03-18, 10:10–10:50 (Europe/Berlin), Stage 1

How does a FOSS project survive its initial wave of wild enthusiasm? How does one build something sustainable far from the traditional path of “build a proprietary tool, gather user data, sell everything”? How do we prevent our small FOSS projects from dying out, replaced by overly powerful tech giants and start ups with no regard for their users?

At Prototype Fund we fund this initial phase where a person or a small team comes up with a great idea and spends a few months figuring out how to bring it to life. And we see that the hardest part is rarely the initial building time: Keeping a project alive in the long run is the real challenge. While we (obviously) believe that a diverse range of funders is key for a healthy FOSS ecosystem, we see over and over again how great projects focus on this path only, struggle to survive on funding and slowly give up.

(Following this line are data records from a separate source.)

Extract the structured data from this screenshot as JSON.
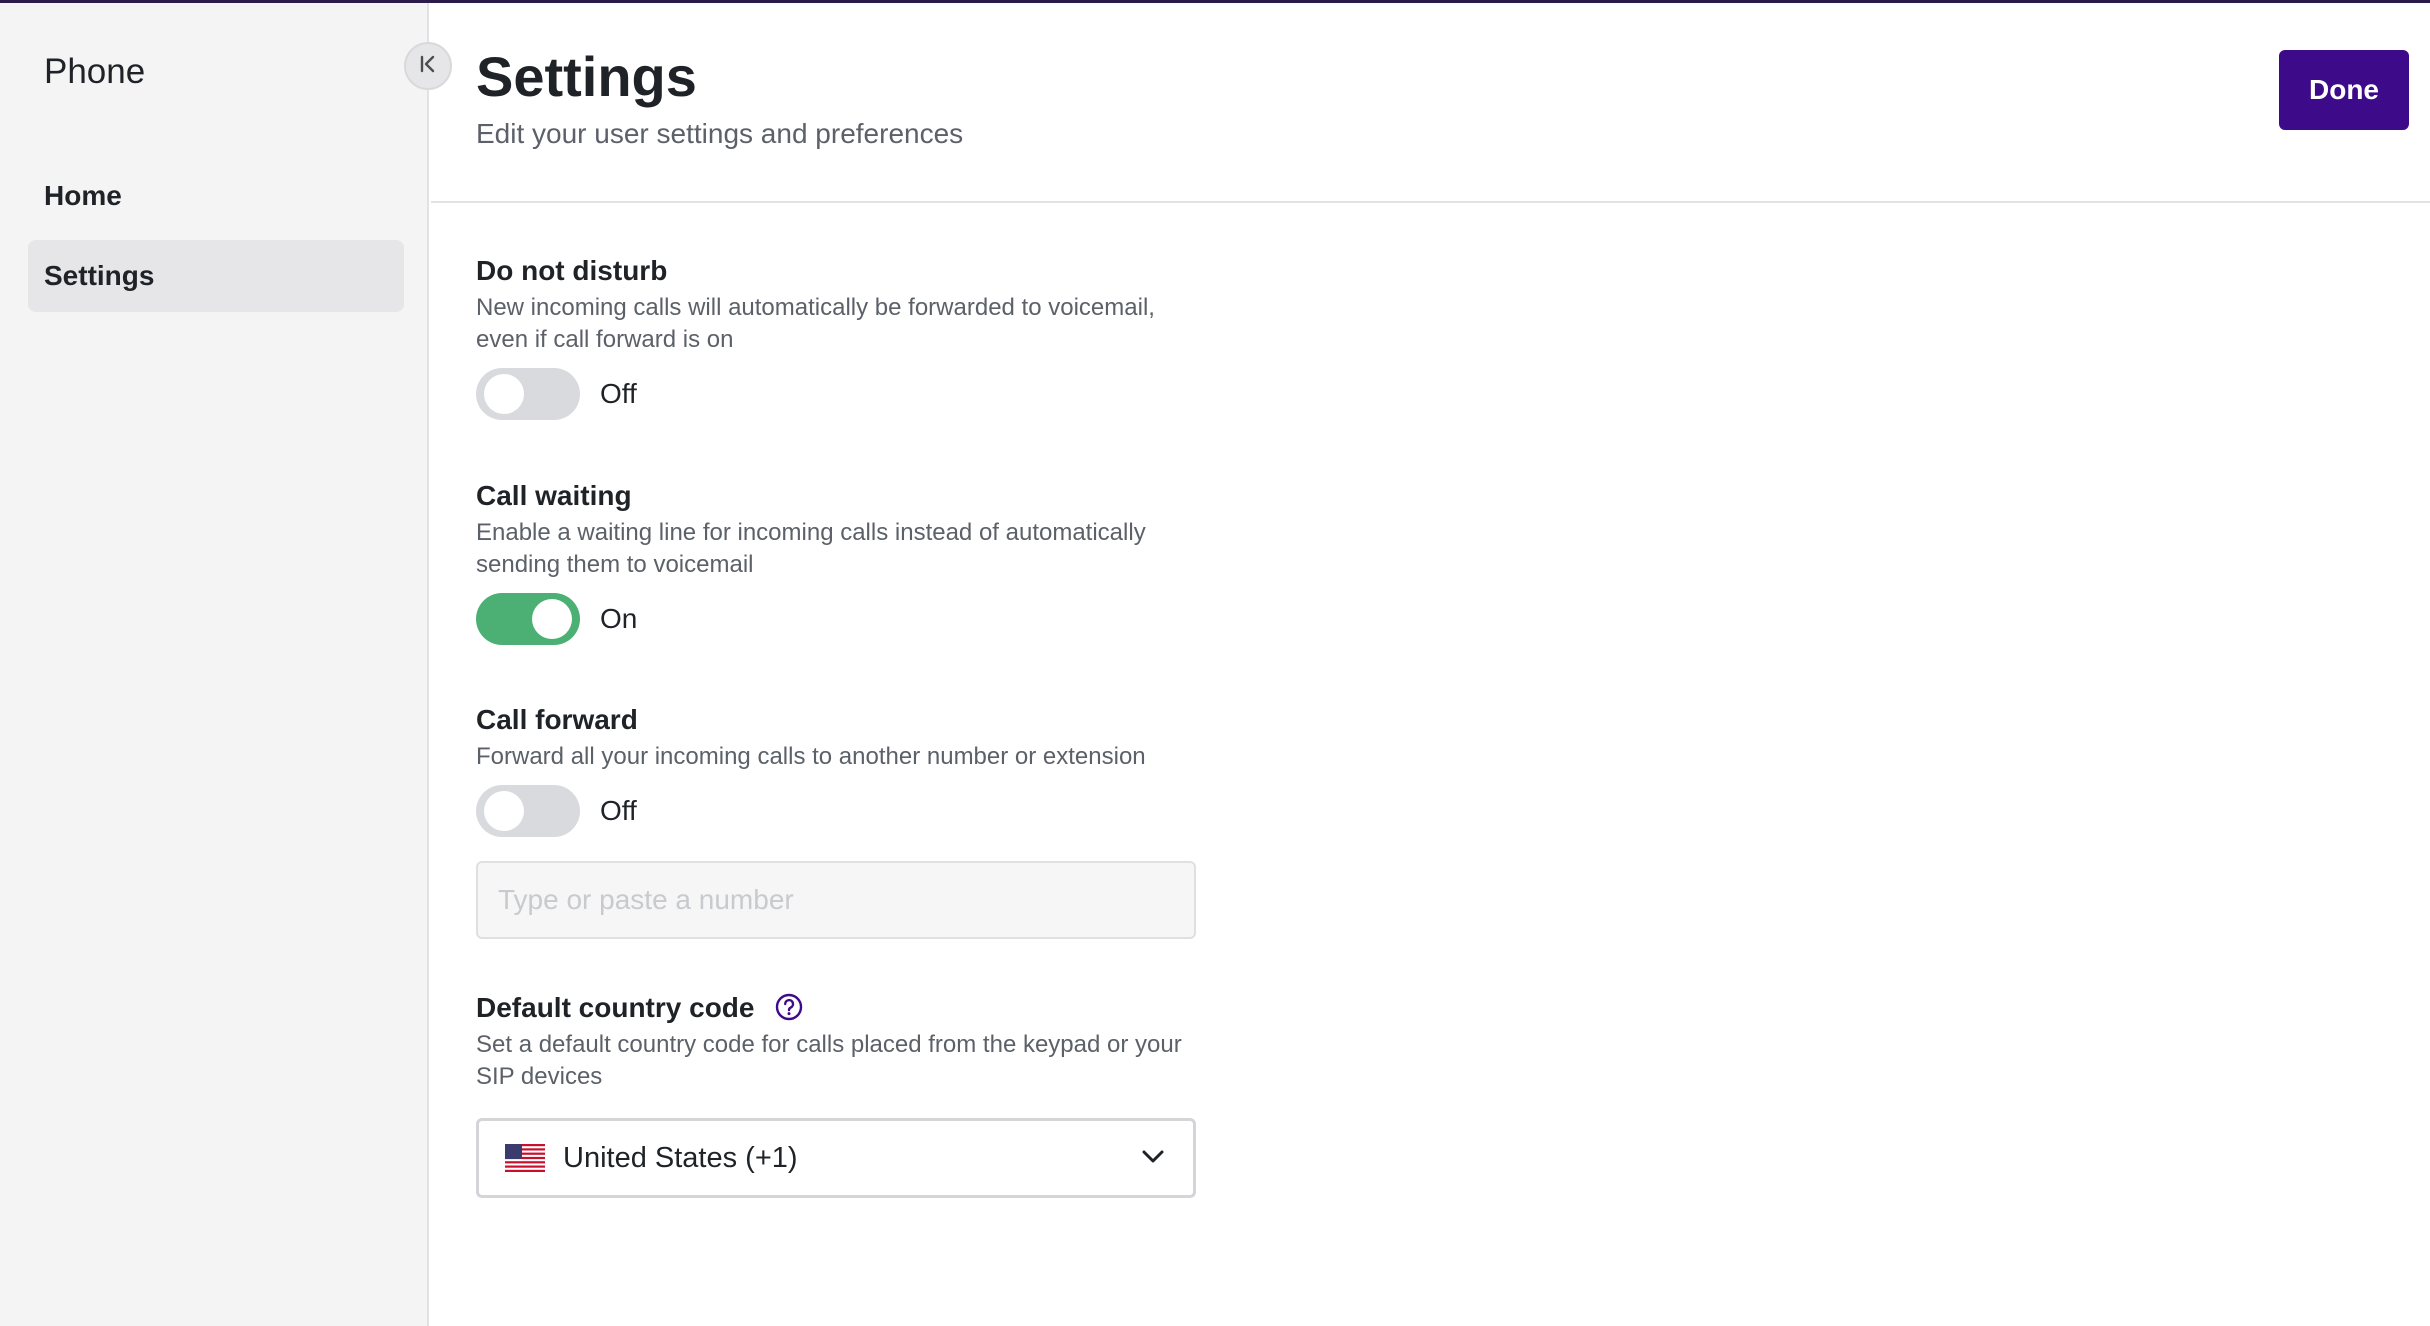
{
  "sidebar": {
    "app_title": "Phone",
    "nav": [
      {
        "label": "Home",
        "active": false
      },
      {
        "label": "Settings",
        "active": true
      }
    ],
    "collapse_icon": "collapse-left-icon"
  },
  "header": {
    "title": "Settings",
    "subtitle": "Edit your user settings and preferences",
    "done_label": "Done"
  },
  "settings": {
    "do_not_disturb": {
      "title": "Do not disturb",
      "description_line1": "New incoming calls will automatically be forwarded to voicemail,",
      "description_line2": "even if call forward is on",
      "state": "Off",
      "enabled": false
    },
    "call_waiting": {
      "title": "Call waiting",
      "description_line1": "Enable a waiting line for incoming calls instead of automatically",
      "description_line2": "sending them to voicemail",
      "state": "On",
      "enabled": true
    },
    "call_forward": {
      "title": "Call forward",
      "description": "Forward all your incoming calls to another number or extension",
      "state": "Off",
      "enabled": false,
      "input_placeholder": "Type or paste a number",
      "input_value": ""
    },
    "default_country_code": {
      "title": "Default country code",
      "help_icon": "help-circle-icon",
      "description_line1": "Set a default country code for calls placed from the keypad or your",
      "description_line2": "SIP devices",
      "selected": "United States (+1)",
      "flag_icon": "us-flag-icon"
    }
  },
  "colors": {
    "brand": "#3d0a8a",
    "toggle_on": "#4caf74",
    "toggle_off": "#d8dadd",
    "sidebar_bg": "#f4f4f5"
  }
}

Funding can be a valid model for specific projects, but it can’t be the only solution to survive. With this talk we would like to encourage the FOSS community to look into different options. Based on experiences mady by various projects who were initially funded by the Prototype Fund, we’ll give an overview of what can work, what definitely doesn’t, and where to look for inspiring examples.

Marie Gutbub and Patricia Leu are co-directors of Prototype Fund, a funding program for open source software at the Open Knowledge Foundation Germany.

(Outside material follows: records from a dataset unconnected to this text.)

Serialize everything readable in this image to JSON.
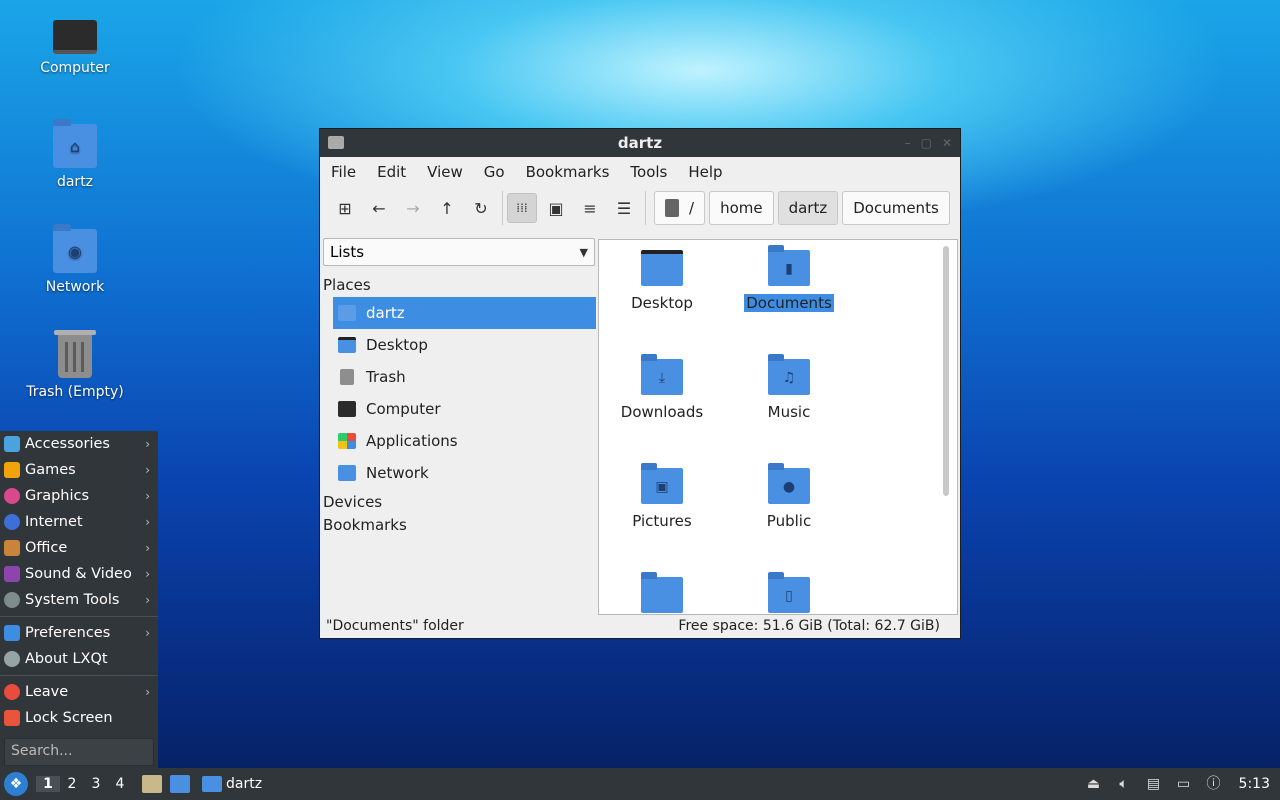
{
  "desktop": {
    "icons": [
      {
        "label": "Computer",
        "icon": "computer-icon"
      },
      {
        "label": "dartz",
        "icon": "home-folder-icon"
      },
      {
        "label": "Network",
        "icon": "network-folder-icon"
      },
      {
        "label": "Trash (Empty)",
        "icon": "trash-icon"
      }
    ]
  },
  "app_menu": {
    "items": [
      {
        "label": "Accessories",
        "color": "#4aa3df"
      },
      {
        "label": "Games",
        "color": "#f0a30a"
      },
      {
        "label": "Graphics",
        "color": "#d94a8c"
      },
      {
        "label": "Internet",
        "color": "#3d6fd8"
      },
      {
        "label": "Office",
        "color": "#c9843a"
      },
      {
        "label": "Sound & Video",
        "color": "#8e44ad"
      },
      {
        "label": "System Tools",
        "color": "#7f8c8d"
      }
    ],
    "items2": [
      {
        "label": "Preferences",
        "color": "#3d8ee2"
      },
      {
        "label": "About LXQt",
        "color": "#95a5a6"
      }
    ],
    "items3": [
      {
        "label": "Leave",
        "color": "#e74c3c"
      },
      {
        "label": "Lock Screen",
        "color": "#e8553a"
      }
    ],
    "search_placeholder": "Search..."
  },
  "taskbar": {
    "desktops": [
      "1",
      "2",
      "3",
      "4"
    ],
    "task_label": "dartz",
    "clock": "5:13"
  },
  "window": {
    "title": "dartz",
    "menu": [
      "File",
      "Edit",
      "View",
      "Go",
      "Bookmarks",
      "Tools",
      "Help"
    ],
    "breadcrumb": [
      "/",
      "home",
      "dartz",
      "Documents"
    ],
    "side_mode": "Lists",
    "sections": {
      "places": "Places",
      "devices": "Devices",
      "bookmarks": "Bookmarks"
    },
    "places": [
      {
        "label": "dartz",
        "icon": "home-icon"
      },
      {
        "label": "Desktop",
        "icon": "desktop-icon"
      },
      {
        "label": "Trash",
        "icon": "trash-icon"
      },
      {
        "label": "Computer",
        "icon": "computer-icon"
      },
      {
        "label": "Applications",
        "icon": "applications-icon"
      },
      {
        "label": "Network",
        "icon": "network-icon"
      }
    ],
    "files": [
      {
        "label": "Desktop",
        "icon": "desktop-folder-icon"
      },
      {
        "label": "Documents",
        "icon": "documents-folder-icon",
        "selected": true
      },
      {
        "label": "Downloads",
        "icon": "downloads-folder-icon"
      },
      {
        "label": "Music",
        "icon": "music-folder-icon"
      },
      {
        "label": "Pictures",
        "icon": "pictures-folder-icon"
      },
      {
        "label": "Public",
        "icon": "public-folder-icon"
      },
      {
        "label": "",
        "icon": "folder-icon"
      },
      {
        "label": "",
        "icon": "templates-folder-icon"
      }
    ],
    "status_left": "\"Documents\" folder",
    "status_right": "Free space: 51.6 GiB (Total: 62.7 GiB)"
  }
}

See also: slides (3.8 MB)

Patricia is a communications expert who has worked in the campaign and communication teams of various NGOs and was responsible for the press and public relations of an association. Before that she studied religion and culture in Berlin and researched on medial discourse hegemony.

Marie is an open source and privacy advocate, campaigner, event organizer and information security trainer. She studied cultural journalism and researched new models for online journalism platforms. Since then, she has worked as a freelance journalist, campaigner, communications officer, infosec trainer and event organizer for various projects in journalism, privacy and open source.